Expansion of markets: Globalization has led to the expansion of markets for agricultural produce, with increased demand from international markets. This has provided new opportunities for farmers to sell their produce and earn a higher income.
Competition from cheap imports: Globalization has also resulted in the influx of cheap imports into the Indian market, which has put pressure on domestic farmers to compete with low-priced imports.
Impact on small and marginal farmers: The negative impacts of globalization are often felt by small and marginal farmers who are unable to access new technologies and markets. They are not able to compete with the developed countries because of the highly subsidized agriculture in those countries.
(iii) Describe the geographical conditions required for the growth of rice.
Answer: Rice is a tropical crop that requires specific geographical conditions for its growth. The following are the geographical conditions required for the growth of rice:
- Temperature: It requires a high temperature of around 25 to 35 degrees Celsius for growth.
- Water: It requires abundant water for its growth. It is usually grown in areas where there is an adequate supply of water, such as near rivers, lakes, or other water bodies.
- Soil: The ideal soil for rice cultivation is loamy soil with good water-holding capacity.
- Topography: Rice is commonly grown in low-lying areas with a shallow water table.
- Climate: Rice requires a humid climate with an annual rainfall of around 1000-2000 mm.
1. Group discussion on the necessity of literacy among farmers.
2. On an outline map of India show wheat-producing areas.
Answer: Wheat Producing Area
Solve the puzzle by following your search horizontally and vertically to find the hidden answer.
1. The two staple food crops of India.
Answer: Rice & wheat
2. This is the summer cropping season in India.
3. Pulses like arhar, moong, gram, and urad contain…….
4. It is a coarse grain.
5. The two important beverages in India are…..
Answer: Tea & coffee
6. One of the four major fibres grown on black soil.
1. What is agriculture, and what are its different branches?
Agriculture is the practice of cultivating crops, raising animals, and other related activities to produce food for human consumption.
The different branches of agriculture are agronomy, horticulture, animal husbandry, and forestry.
2. What are the different types of irrigation systems used in agriculture?
There are several types of irrigation systems used in agriculture-Surface Irrigation, Sprinkler Irrigation, Drip Irrigation, Center Pivot Irrigation, Subsurface Irrigation, Flood Irrigation, etc.
3. What are the different types of crop rotation and their benefits?

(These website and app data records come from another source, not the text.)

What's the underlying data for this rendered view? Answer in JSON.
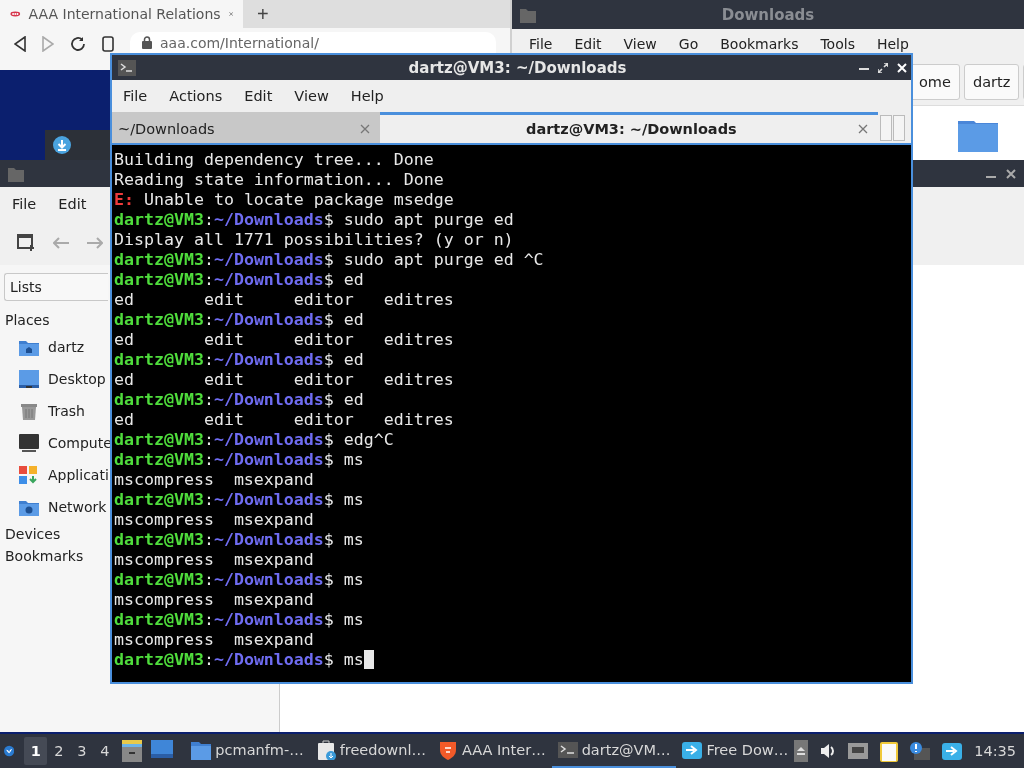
{
  "browser": {
    "tabs": [
      {
        "label": "AAA International Relations",
        "selected": true
      }
    ],
    "new_tab": "+",
    "address": "aaa.com/International/"
  },
  "downloads_window": {
    "title": "Downloads",
    "menu": [
      "File",
      "Edit",
      "View",
      "Go",
      "Bookmarks",
      "Tools",
      "Help"
    ],
    "path_buttons": [
      "ome",
      "dartz"
    ]
  },
  "file_manager": {
    "menu": [
      "File",
      "Edit"
    ],
    "view_selector": "Lists",
    "sidebar": [
      {
        "title": "Places",
        "items": [
          {
            "label": "dartz",
            "kind": "home"
          },
          {
            "label": "Desktop",
            "kind": "desktop"
          },
          {
            "label": "Trash",
            "kind": "trash"
          },
          {
            "label": "Compute",
            "kind": "computer"
          },
          {
            "label": "Applicati",
            "kind": "apps"
          },
          {
            "label": "Network",
            "kind": "network"
          }
        ]
      },
      {
        "title": "Devices"
      },
      {
        "title": "Bookmarks"
      }
    ]
  },
  "terminal": {
    "title": "dartz@VM3: ~/Downloads",
    "menu": [
      "File",
      "Actions",
      "Edit",
      "View",
      "Help"
    ],
    "tabs": [
      {
        "label": "~/Downloads",
        "selected": false
      },
      {
        "label": "dartz@VM3: ~/Downloads",
        "selected": true
      }
    ],
    "lines": [
      {
        "kind": "output",
        "text": "Building dependency tree... Done"
      },
      {
        "kind": "output",
        "text": "Reading state information... Done"
      },
      {
        "kind": "error",
        "prefix": "E:",
        "text": " Unable to locate package msedge"
      },
      {
        "kind": "prompt",
        "user": "dartz@VM3",
        "separator": ":",
        "path": "~/Downloads",
        "command": "$ sudo apt purge ed"
      },
      {
        "kind": "output",
        "text": "Display all 1771 possibilities? (y or n)"
      },
      {
        "kind": "prompt",
        "user": "dartz@VM3",
        "separator": ":",
        "path": "~/Downloads",
        "command": "$ sudo apt purge ed ^C"
      },
      {
        "kind": "prompt",
        "user": "dartz@VM3",
        "separator": ":",
        "path": "~/Downloads",
        "command": "$ ed"
      },
      {
        "kind": "output",
        "text": "ed       edit     editor   editres"
      },
      {
        "kind": "prompt",
        "user": "dartz@VM3",
        "separator": ":",
        "path": "~/Downloads",
        "command": "$ ed"
      },
      {
        "kind": "output",
        "text": "ed       edit     editor   editres"
      },
      {
        "kind": "prompt",
        "user": "dartz@VM3",
        "separator": ":",
        "path": "~/Downloads",
        "command": "$ ed"
      },
      {
        "kind": "output",
        "text": "ed       edit     editor   editres"
      },
      {
        "kind": "prompt",
        "user": "dartz@VM3",
        "separator": ":",
        "path": "~/Downloads",
        "command": "$ ed"
      },
      {
        "kind": "output",
        "text": "ed       edit     editor   editres"
      },
      {
        "kind": "prompt",
        "user": "dartz@VM3",
        "separator": ":",
        "path": "~/Downloads",
        "command": "$ edg^C"
      },
      {
        "kind": "prompt",
        "user": "dartz@VM3",
        "separator": ":",
        "path": "~/Downloads",
        "command": "$ ms"
      },
      {
        "kind": "output",
        "text": "mscompress  msexpand"
      },
      {
        "kind": "prompt",
        "user": "dartz@VM3",
        "separator": ":",
        "path": "~/Downloads",
        "command": "$ ms"
      },
      {
        "kind": "output",
        "text": "mscompress  msexpand"
      },
      {
        "kind": "prompt",
        "user": "dartz@VM3",
        "separator": ":",
        "path": "~/Downloads",
        "command": "$ ms"
      },
      {
        "kind": "output",
        "text": "mscompress  msexpand"
      },
      {
        "kind": "prompt",
        "user": "dartz@VM3",
        "separator": ":",
        "path": "~/Downloads",
        "command": "$ ms"
      },
      {
        "kind": "output",
        "text": "mscompress  msexpand"
      },
      {
        "kind": "prompt",
        "user": "dartz@VM3",
        "separator": ":",
        "path": "~/Downloads",
        "command": "$ ms"
      },
      {
        "kind": "output",
        "text": "mscompress  msexpand"
      },
      {
        "kind": "prompt",
        "user": "dartz@VM3",
        "separator": ":",
        "path": "~/Downloads",
        "command": "$ ms",
        "cursor": true
      }
    ]
  },
  "taskbar": {
    "workspaces": [
      {
        "label": "1",
        "selected": true
      },
      {
        "label": "2",
        "selected": false
      },
      {
        "label": "3",
        "selected": false
      },
      {
        "label": "4",
        "selected": false
      }
    ],
    "tasks": [
      {
        "label": "pcmanfm-…",
        "kind": "folder",
        "selected": false
      },
      {
        "label": "freedownl…",
        "kind": "download",
        "selected": false
      },
      {
        "label": "AAA Inter…",
        "kind": "lion",
        "selected": false
      },
      {
        "label": "dartz@VM…",
        "kind": "terminal",
        "selected": true
      },
      {
        "label": "Free Dow…",
        "kind": "arrow",
        "selected": false
      }
    ],
    "clock": "14:35"
  }
}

The different types of crop rotation and their benefits are the following:
1. Simple Crop Rotation: It involves alternating between two crops which help to fix nitrogen in the soil & improve soil fertility for the next crop.
2. Three-Year Crop Rotation: It involves rotating between three different crops over a three-year cycle, such as a cereal crop, a legume crop, and a root crop. It helps break pest and disease cycles.

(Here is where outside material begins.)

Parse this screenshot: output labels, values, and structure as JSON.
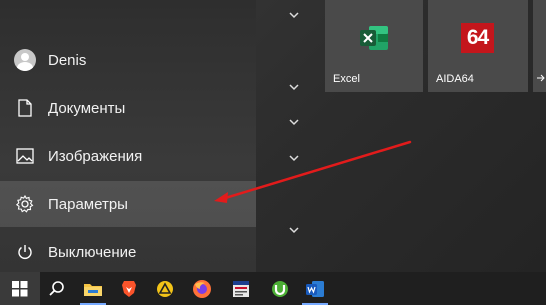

3. Four-Year Crop Rotation: It involves rotating between four different crops over a four-year cycle, such as a cereal crop, a legume crop, a root crop, and a fallow period. It reduces soil erosion and nutrient depletion.
4. Intercropping: It involves planting two or more crops together in the same field, It helps to reduce pest and disease pressure and improve soil health.
5. Cover Cropping: It involves planting a cover crop, such as clover or rye after the main crop is harvested which helps to improve soil fertility, and reduce erosion.
Conclusion of Class 10 Geography Chapter 4
I hope the given details about NCERT Class 10 Geography Chapter 4 question answers will help you to know and learn about the chapter easily. Extra questions based on reading will be provided in the next post. If you have any other queries about Class 10 Geography Chapter 4 Ncert solutions, feel free to reach us so that we can get back to you at the earliest possible.